Upcoming Free PD
This week brings some great free resources your way with a webinar from CAST on UDL:
UDL Stories from the Field http://castprofessionallearning.org/free-udl-webinars/ Tomorrow, Wednesday, April 26 from 3:30 - 4:30 p.m. EST.
EdTechTeam is sponsoring a live webinar on Tuesday May 6, featuring the new Google Earth
LIVE Webinar LINK
Google Earth News
Many of you have probably heard/read about the great new changes in Google Earth. It is now accessible online- like on chromebooks. I have not tried this at school with a class of students and have no notion of how the bandwidth holds up. But it is good news. You can get the gist from EdTechTeam's blog post here. I wanted to share a couple of the blog posts and videos that have been posted about this change and that you may find helpful.
First- Richard Byrne's video overview
One thing that Richard notes is that it is hard to create tours in the new online version- but he followed that up today with a blog post about GE Teach Tour "a free tool that you and your students can use to create tours to play in the new web version of Google Earth." See his full informative post here.
Google Lit Trips on Chrome: Another interesting post about using the new Google Earth came from Eric Curts. Eric will explain in detail in the video below and in a great step by step tutorial on his site- how you can now use Google Lit Trips on chromebooks. Check it out below and be sure to vist Control, Alt, Achieve to get the full picture.
You have to try Voyager!
This is the coolest thing I have seen in awhile. Remember way back when you could find your house on Google Earth? You thought that was cool, right? Bet you spent a lot of time just spinning the globe around, checking things out. Voyager is way cooler. They have created these fantastic lessons- cooler than lit trips (sorry). Before you click on the links- know that you will be sucked in, so get your "work" done first. But, as you immerse yourself in Voyager, imagine what you can do with this tool with students, what they can do... It is really fantastic. Check them out here. Here is the NY Times article about it.
Solar Eclipse Resources
I attended an excellent webinar from WGBH Education on the upcoming solar eclipse. This will not be an total eclipse for us, and it will be just before school starts up again. So, if you are interested, you will need to plan ahead. PBS Learning Media has you covered with a solar eclipse toolkit
You can get more information here.

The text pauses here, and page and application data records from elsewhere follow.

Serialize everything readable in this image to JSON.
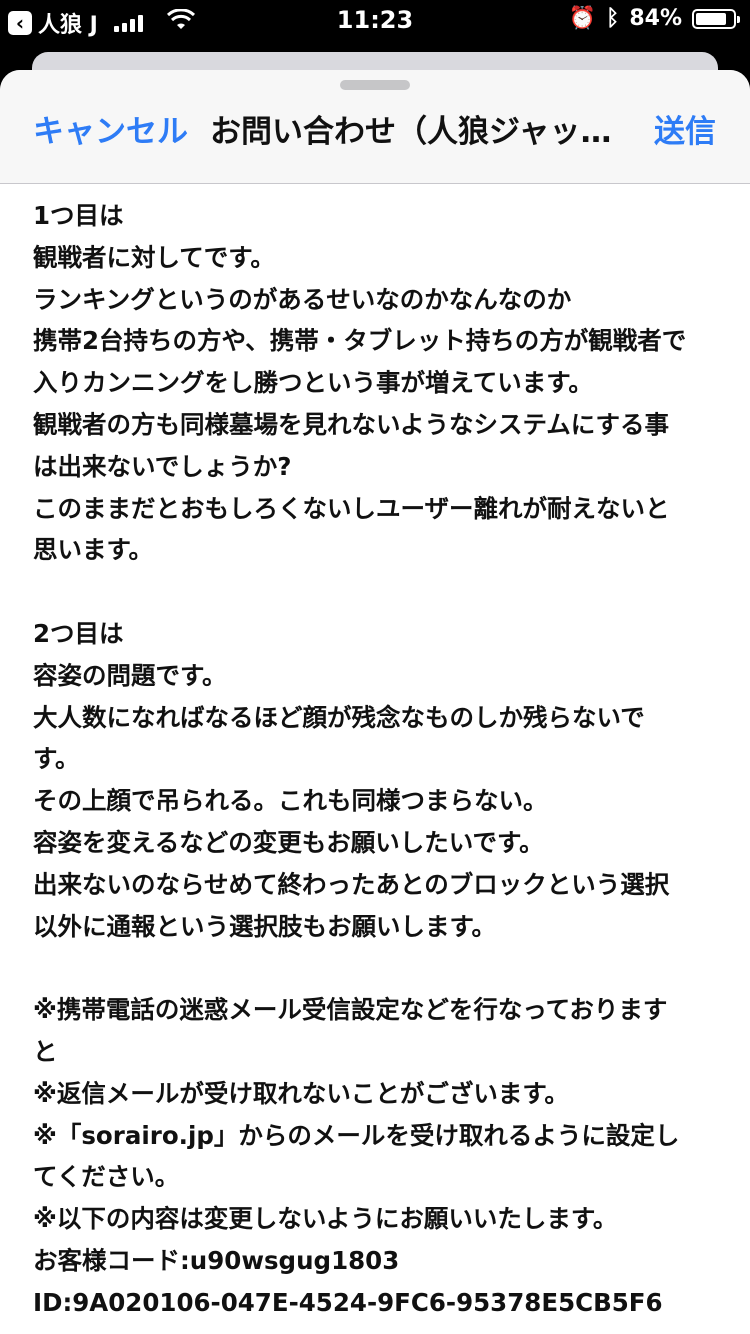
{
  "status_bar": {
    "back_app": "人狼 J",
    "time": "11:23",
    "battery_percent": "84%",
    "battery_level": 0.84,
    "icons": [
      "back-chevron-icon",
      "signal-icon",
      "wifi-icon",
      "alarm-icon",
      "bluetooth-icon",
      "battery-icon"
    ]
  },
  "header": {
    "cancel_label": "キャンセル",
    "title": "お問い合わせ（人狼ジャッ…",
    "send_label": "送信"
  },
  "message_lines": [
    "1つ目は",
    "観戦者に対してです。",
    "ランキングというのがあるせいなのかなんなのか",
    "携帯2台持ちの方や、携帯・タブレット持ちの方が観戦者で",
    "入りカンニングをし勝つという事が増えています。",
    "観戦者の方も同様墓場を見れないようなシステムにする事",
    "は出来ないでしょうか?",
    "このままだとおもしろくないしユーザー離れが耐えないと",
    "思います。",
    "",
    "2つ目は",
    "容姿の問題です。",
    "大人数になればなるほど顔が残念なものしか残らないで",
    "す。",
    "その上顔で吊られる。これも同様つまらない。",
    "容姿を変えるなどの変更もお願いしたいです。",
    "出来ないのならせめて終わったあとのブロックという選択",
    "以外に通報という選択肢もお願いします。",
    "",
    "※携帯電話の迷惑メール受信設定などを行なっております",
    "と",
    "※返信メールが受け取れないことがございます。",
    "※「sorairo.jp」からのメールを受け取れるように設定し",
    "てください。",
    "※以下の内容は変更しないようにお願いいたします。",
    "お客様コード:u90wsgug1803",
    "ID:9A020106-047E-4524-9FC6-95378E5CB5F6"
  ]
}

As I mentioned last week, the citation feature is back in Google Docs. Below are a few videos from Richard Byrne to help you learn to use the tool in the new configuration.
One of my pet peeves is students who do not cite images... or use images that are not labeled for reuse and figure it's OK as long as they cite them. In this video Richard explains a bit more about using the explore feature to cite images in Slides and Docs.
One of my favorite places to find images is photosforclass. I also tend to use pixabay and the noun project. We have a whole symbaloo of multimedia sources. And once again, Richard Byrne has a video to show you 5 great sources free images.
Explore the World
I just want to briefly showcase two different ways you can get your students involved, virtually, with some great explorers. Seat of Your Pants offers web camera seats to many different venues- feeding a giant octopus or exploring a volcano. You can check out theweb site here, or explore the YouTube channel here. Of course, National Geographic a whole Explorer Classroom! They have a really cool YouTube Channel and you can learn a lot more, get lesson plans, and sign up for their program on their web site.
Our 4th graders have once again participated in this project, as they have for the last several years. This project has been developed by Lisa Parisi, a teacher on Long Island. Students create videos using a central theme of peace and a song as the background. This year's choice was K'NAAN's Wavin' Flag. Lisa splices all of these together into one video. This year the children made 2 videos- one playing a game and another singing the song. There were 20 participating schools from the US, India, Germany, Australia, Malaysia, Greece, Venezuela, Ireland and Guatemala.
Here's the final cut... HES is there~ 42 seconds in. I will put the full HES only videos at the bottom of the post.
So what does Peace Day have to do with Global Literacy? The more we know about the world we live in, the people who share this planet with us, the more empathy we and our students develop, as well as increasing more awareness of the issues faced by others. Without this knowledge and empathy it is difficult to even begin to solve some of the global issues we all face.
I was fortunate to participate in a webinar recently by Laura Krenicki, a middle-school social studies teacher (Gr. 6) at William J. Johnston Middle School in Colchester, CT. She is also a teacher consultant for the Connecticut Geographic Alliance (the outreach division of National Geographic), and adjunct faculty at the University of New Haven & Eastern CT State Univ.,Connecticut. The webinar is recorded and can be accessed here.
Laura shared an absolutely amazing livebinder of resources for geography, social studies, global literacy... which can be found at http://www.livebinders.com/play/play?id=2060427
(Note: Click on tab for "Laura Krenicki - Global Literacy and Geography" in the Livebinder).